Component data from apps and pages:
*** Begin section ***
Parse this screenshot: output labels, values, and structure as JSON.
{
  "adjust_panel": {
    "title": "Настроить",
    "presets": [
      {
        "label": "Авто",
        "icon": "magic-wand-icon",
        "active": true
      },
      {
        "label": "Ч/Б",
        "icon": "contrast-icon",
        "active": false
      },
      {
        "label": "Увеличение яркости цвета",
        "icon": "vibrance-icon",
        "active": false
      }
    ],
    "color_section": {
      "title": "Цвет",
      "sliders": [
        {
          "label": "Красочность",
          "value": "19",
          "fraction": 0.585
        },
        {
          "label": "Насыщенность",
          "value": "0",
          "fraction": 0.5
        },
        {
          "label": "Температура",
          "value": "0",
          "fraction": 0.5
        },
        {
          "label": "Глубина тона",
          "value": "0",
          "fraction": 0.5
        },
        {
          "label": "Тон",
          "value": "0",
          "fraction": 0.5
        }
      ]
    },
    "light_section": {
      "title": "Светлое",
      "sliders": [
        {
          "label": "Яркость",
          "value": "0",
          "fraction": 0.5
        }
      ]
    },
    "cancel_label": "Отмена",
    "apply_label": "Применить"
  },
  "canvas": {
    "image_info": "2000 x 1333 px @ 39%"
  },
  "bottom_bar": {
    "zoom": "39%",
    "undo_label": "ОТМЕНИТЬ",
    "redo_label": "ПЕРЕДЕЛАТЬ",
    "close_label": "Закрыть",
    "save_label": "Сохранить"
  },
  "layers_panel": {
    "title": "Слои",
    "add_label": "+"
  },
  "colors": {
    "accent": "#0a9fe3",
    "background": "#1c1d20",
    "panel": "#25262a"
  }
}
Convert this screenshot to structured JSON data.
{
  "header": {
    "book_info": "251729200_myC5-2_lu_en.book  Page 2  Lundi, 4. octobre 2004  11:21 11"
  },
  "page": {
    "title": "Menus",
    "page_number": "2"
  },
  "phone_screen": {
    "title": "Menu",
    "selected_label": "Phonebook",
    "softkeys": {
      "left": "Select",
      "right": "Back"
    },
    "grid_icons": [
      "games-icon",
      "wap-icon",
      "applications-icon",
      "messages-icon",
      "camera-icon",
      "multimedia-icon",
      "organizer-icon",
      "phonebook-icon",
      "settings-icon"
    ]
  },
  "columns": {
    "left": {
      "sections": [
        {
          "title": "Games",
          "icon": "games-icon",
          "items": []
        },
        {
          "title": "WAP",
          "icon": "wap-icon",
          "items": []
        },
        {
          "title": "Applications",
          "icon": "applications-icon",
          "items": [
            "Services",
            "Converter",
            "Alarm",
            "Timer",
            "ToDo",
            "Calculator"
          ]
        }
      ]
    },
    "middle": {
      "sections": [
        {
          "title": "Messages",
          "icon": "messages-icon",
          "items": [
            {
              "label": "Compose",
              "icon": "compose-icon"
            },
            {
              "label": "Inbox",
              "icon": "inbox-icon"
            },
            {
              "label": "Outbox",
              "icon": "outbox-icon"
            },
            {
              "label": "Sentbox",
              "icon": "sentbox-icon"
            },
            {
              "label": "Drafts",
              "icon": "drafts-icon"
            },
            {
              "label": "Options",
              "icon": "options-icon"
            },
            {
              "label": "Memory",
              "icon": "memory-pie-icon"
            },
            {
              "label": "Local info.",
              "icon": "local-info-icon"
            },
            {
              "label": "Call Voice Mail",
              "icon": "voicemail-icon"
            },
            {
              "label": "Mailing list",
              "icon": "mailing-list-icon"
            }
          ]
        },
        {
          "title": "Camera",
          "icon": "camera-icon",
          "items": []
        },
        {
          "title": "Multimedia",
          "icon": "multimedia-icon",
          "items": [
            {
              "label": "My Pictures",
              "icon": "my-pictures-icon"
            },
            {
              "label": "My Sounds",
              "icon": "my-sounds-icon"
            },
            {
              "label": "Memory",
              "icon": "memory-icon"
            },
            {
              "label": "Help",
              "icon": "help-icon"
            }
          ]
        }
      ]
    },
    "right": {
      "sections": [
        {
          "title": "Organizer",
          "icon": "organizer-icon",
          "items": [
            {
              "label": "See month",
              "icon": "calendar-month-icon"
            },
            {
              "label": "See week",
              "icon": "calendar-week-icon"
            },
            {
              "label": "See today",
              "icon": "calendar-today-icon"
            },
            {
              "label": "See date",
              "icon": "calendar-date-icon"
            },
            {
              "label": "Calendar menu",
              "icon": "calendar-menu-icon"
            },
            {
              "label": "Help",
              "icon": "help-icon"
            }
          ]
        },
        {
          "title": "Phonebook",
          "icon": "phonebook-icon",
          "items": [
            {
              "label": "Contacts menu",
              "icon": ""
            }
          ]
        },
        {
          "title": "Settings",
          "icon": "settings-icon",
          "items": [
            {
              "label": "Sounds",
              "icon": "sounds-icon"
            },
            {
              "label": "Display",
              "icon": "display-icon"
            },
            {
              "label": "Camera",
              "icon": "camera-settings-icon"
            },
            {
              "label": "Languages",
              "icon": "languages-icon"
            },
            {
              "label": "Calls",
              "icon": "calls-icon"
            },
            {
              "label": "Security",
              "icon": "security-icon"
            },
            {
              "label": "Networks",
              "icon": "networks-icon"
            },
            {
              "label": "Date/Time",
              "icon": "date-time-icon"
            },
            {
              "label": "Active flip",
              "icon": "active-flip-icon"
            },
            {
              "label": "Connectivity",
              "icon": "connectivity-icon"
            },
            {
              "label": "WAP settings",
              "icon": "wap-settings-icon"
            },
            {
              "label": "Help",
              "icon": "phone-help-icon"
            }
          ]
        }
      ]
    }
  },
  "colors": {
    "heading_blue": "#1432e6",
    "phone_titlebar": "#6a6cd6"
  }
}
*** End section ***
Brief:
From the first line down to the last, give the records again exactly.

Exercise response:
Parse this screenshot: output labels, values, and structure as JSON.
{
  "adjust_panel": {
    "title": "Настроить",
    "presets": [
      {
        "label": "Авто",
        "icon": "magic-wand-icon",
        "active": true
      },
      {
        "label": "Ч/Б",
        "icon": "contrast-icon",
        "active": false
      },
      {
        "label": "Увеличение яркости цвета",
        "icon": "vibrance-icon",
        "active": false
      }
    ],
    "color_section": {
      "title": "Цвет",
      "sliders": [
        {
          "label": "Красочность",
          "value": "19",
          "fraction": 0.585
        },
        {
          "label": "Насыщенность",
          "value": "0",
          "fraction": 0.5
        },
        {
          "label": "Температура",
          "value": "0",
          "fraction": 0.5
        },
        {
          "label": "Глубина тона",
          "value": "0",
          "fraction": 0.5
        },
        {
          "label": "Тон",
          "value": "0",
          "fraction": 0.5
        }
      ]
    },
    "light_section": {
      "title": "Светлое",
      "sliders": [
        {
          "label": "Яркость",
          "value": "0",
          "fraction": 0.5
        }
      ]
    },
    "cancel_label": "Отмена",
    "apply_label": "Применить"
  },
  "canvas": {
    "image_info": "2000 x 1333 px @ 39%"
  },
  "bottom_bar": {
    "zoom": "39%",
    "undo_label": "ОТМЕНИТЬ",
    "redo_label": "ПЕРЕДЕЛАТЬ",
    "close_label": "Закрыть",
    "save_label": "Сохранить"
  },
  "layers_panel": {
    "title": "Слои",
    "add_label": "+"
  },
  "colors": {
    "accent": "#0a9fe3",
    "background": "#1c1d20",
    "panel": "#25262a"
  }
}
Convert this screenshot to structured JSON data.
{
  "header": {
    "book_info": "251729200_myC5-2_lu_en.book  Page 2  Lundi, 4. octobre 2004  11:21 11"
  },
  "page": {
    "title": "Menus",
    "page_number": "2"
  },
  "phone_screen": {
    "title": "Menu",
    "selected_label": "Phonebook",
    "softkeys": {
      "left": "Select",
      "right": "Back"
    },
    "grid_icons": [
      "games-icon",
      "wap-icon",
      "applications-icon",
      "messages-icon",
      "camera-icon",
      "multimedia-icon",
      "organizer-icon",
      "phonebook-icon",
      "settings-icon"
    ]
  },
  "columns": {
    "left": {
      "sections": [
        {
          "title": "Games",
          "icon": "games-icon",
          "items": []
        },
        {
          "title": "WAP",
          "icon": "wap-icon",
          "items": []
        },
        {
          "title": "Applications",
          "icon": "applications-icon",
          "items": [
            "Services",
            "Converter",
            "Alarm",
            "Timer",
            "ToDo",
            "Calculator"
          ]
        }
      ]
    },
    "middle": {
      "sections": [
        {
          "title": "Messages",
          "icon": "messages-icon",
          "items": [
            {
              "label": "Compose",
              "icon": "compose-icon"
            },
            {
              "label": "Inbox",
              "icon": "inbox-icon"
            },
            {
              "label": "Outbox",
              "icon": "outbox-icon"
            },
            {
              "label": "Sentbox",
              "icon": "sentbox-icon"
            },
            {
              "label": "Drafts",
              "icon": "drafts-icon"
            },
            {
              "label": "Options",
              "icon": "options-icon"
            },
            {
              "label": "Memory",
              "icon": "memory-pie-icon"
            },
            {
              "label": "Local info.",
              "icon": "local-info-icon"
            },
            {
              "label": "Call Voice Mail",
              "icon": "voicemail-icon"
            },
            {
              "label": "Mailing list",
              "icon": "mailing-list-icon"
            }
          ]
        },
        {
          "title": "Camera",
          "icon": "camera-icon",
          "items": []
        },
        {
          "title": "Multimedia",
          "icon": "multimedia-icon",
          "items": [
            {
              "label": "My Pictures",
              "icon": "my-pictures-icon"
            },
            {
              "label": "My Sounds",
              "icon": "my-sounds-icon"
            },
            {
              "label": "Memory",
              "icon": "memory-icon"
            },
            {
              "label": "Help",
              "icon": "help-icon"
            }
          ]
        }
      ]
    },
    "right": {
      "sections": [
        {
          "title": "Organizer",
          "icon": "organizer-icon",
          "items": [
            {
              "label": "See month",
              "icon": "calendar-month-icon"
            },
            {
              "label": "See week",
              "icon": "calendar-week-icon"
            },
            {
              "label": "See today",
              "icon": "calendar-today-icon"
            },
            {
              "label": "See date",
              "icon": "calendar-date-icon"
            },
            {
              "label": "Calendar menu",
              "icon": "calendar-menu-icon"
            },
            {
              "label": "Help",
              "icon": "help-icon"
            }
          ]
        },
        {
          "title": "Phonebook",
          "icon": "phonebook-icon",
          "items": [
            {
              "label": "Contacts menu",
              "icon": ""
            }
          ]
        },
        {
          "title": "Settings",
          "icon": "settings-icon",
          "items": [
            {
              "label": "Sounds",
              "icon": "sounds-icon"
            },
            {
              "label": "Display",
              "icon": "display-icon"
            },
            {
              "label": "Camera",
              "icon": "camera-settings-icon"
            },
            {
              "label": "Languages",
              "icon": "languages-icon"
            },
            {
              "label": "Calls",
              "icon": "calls-icon"
            },
            {
              "label": "Security",
              "icon": "security-icon"
            },
            {
              "label": "Networks",
              "icon": "networks-icon"
            },
            {
              "label": "Date/Time",
              "icon": "date-time-icon"
            },
            {
              "label": "Active flip",
              "icon": "active-flip-icon"
            },
            {
              "label": "Connectivity",
              "icon": "connectivity-icon"
            },
            {
              "label": "WAP settings",
              "icon": "wap-settings-icon"
            },
            {
              "label": "Help",
              "icon": "phone-help-icon"
            }
          ]
        }
      ]
    }
  },
  "colors": {
    "heading_blue": "#1432e6",
    "phone_titlebar": "#6a6cd6"
  }
}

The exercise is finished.